Problem description
Repeat the following data exactly, omitting pictures.

====================

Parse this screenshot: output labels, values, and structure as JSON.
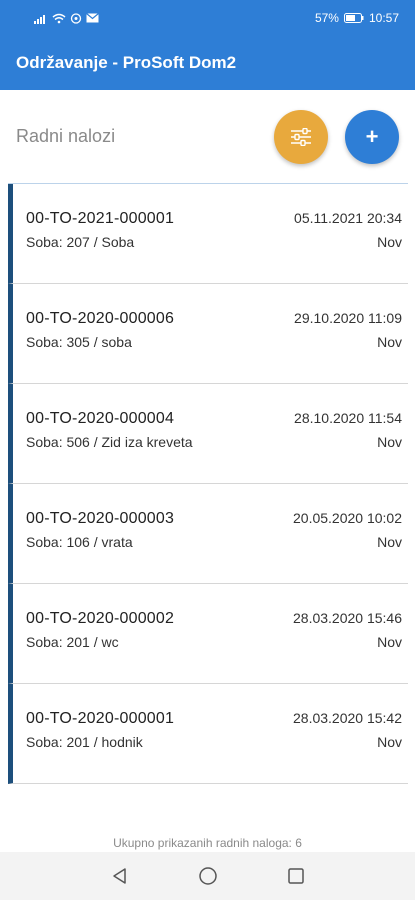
{
  "status_bar": {
    "battery": "57%",
    "time": "10:57",
    "icons": [
      "signal-icon",
      "wifi-icon",
      "nfc-icon",
      "mail-icon",
      "battery-icon"
    ]
  },
  "app_bar": {
    "title": "Održavanje - ProSoft Dom2"
  },
  "toolbar": {
    "title": "Radni nalozi",
    "filter_icon": "sliders-icon",
    "add_label": "+"
  },
  "work_orders": [
    {
      "number": "00-TO-2021-000001",
      "date": "05.11.2021 20:34",
      "location": "Soba: 207 / Soba",
      "status": "Nov"
    },
    {
      "number": "00-TO-2020-000006",
      "date": "29.10.2020 11:09",
      "location": "Soba: 305 / soba",
      "status": "Nov"
    },
    {
      "number": "00-TO-2020-000004",
      "date": "28.10.2020 11:54",
      "location": "Soba: 506 / Zid iza kreveta",
      "status": "Nov"
    },
    {
      "number": "00-TO-2020-000003",
      "date": "20.05.2020 10:02",
      "location": "Soba: 106 / vrata",
      "status": "Nov"
    },
    {
      "number": "00-TO-2020-000002",
      "date": "28.03.2020 15:46",
      "location": "Soba: 201 / wc",
      "status": "Nov"
    },
    {
      "number": "00-TO-2020-000001",
      "date": "28.03.2020 15:42",
      "location": "Soba: 201 / hodnik",
      "status": "Nov"
    }
  ],
  "footer": {
    "summary": "Ukupno prikazanih radnih naloga: 6"
  },
  "colors": {
    "primary": "#2e7ed6",
    "accent": "#e8a93d",
    "item_marker": "#1d4f7c"
  }
}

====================

Written reply
Parse this screenshot: output labels, values, and structure as JSON.
{
  "status_bar": {
    "battery": "57%",
    "time": "10:57",
    "icons": [
      "signal-icon",
      "wifi-icon",
      "nfc-icon",
      "mail-icon",
      "battery-icon"
    ]
  },
  "app_bar": {
    "title": "Održavanje - ProSoft Dom2"
  },
  "toolbar": {
    "title": "Radni nalozi",
    "filter_icon": "sliders-icon",
    "add_label": "+"
  },
  "work_orders": [
    {
      "number": "00-TO-2021-000001",
      "date": "05.11.2021 20:34",
      "location": "Soba: 207 / Soba",
      "status": "Nov"
    },
    {
      "number": "00-TO-2020-000006",
      "date": "29.10.2020 11:09",
      "location": "Soba: 305 / soba",
      "status": "Nov"
    },
    {
      "number": "00-TO-2020-000004",
      "date": "28.10.2020 11:54",
      "location": "Soba: 506 / Zid iza kreveta",
      "status": "Nov"
    },
    {
      "number": "00-TO-2020-000003",
      "date": "20.05.2020 10:02",
      "location": "Soba: 106 / vrata",
      "status": "Nov"
    },
    {
      "number": "00-TO-2020-000002",
      "date": "28.03.2020 15:46",
      "location": "Soba: 201 / wc",
      "status": "Nov"
    },
    {
      "number": "00-TO-2020-000001",
      "date": "28.03.2020 15:42",
      "location": "Soba: 201 / hodnik",
      "status": "Nov"
    }
  ],
  "footer": {
    "summary": "Ukupno prikazanih radnih naloga: 6"
  },
  "colors": {
    "primary": "#2e7ed6",
    "accent": "#e8a93d",
    "item_marker": "#1d4f7c"
  }
}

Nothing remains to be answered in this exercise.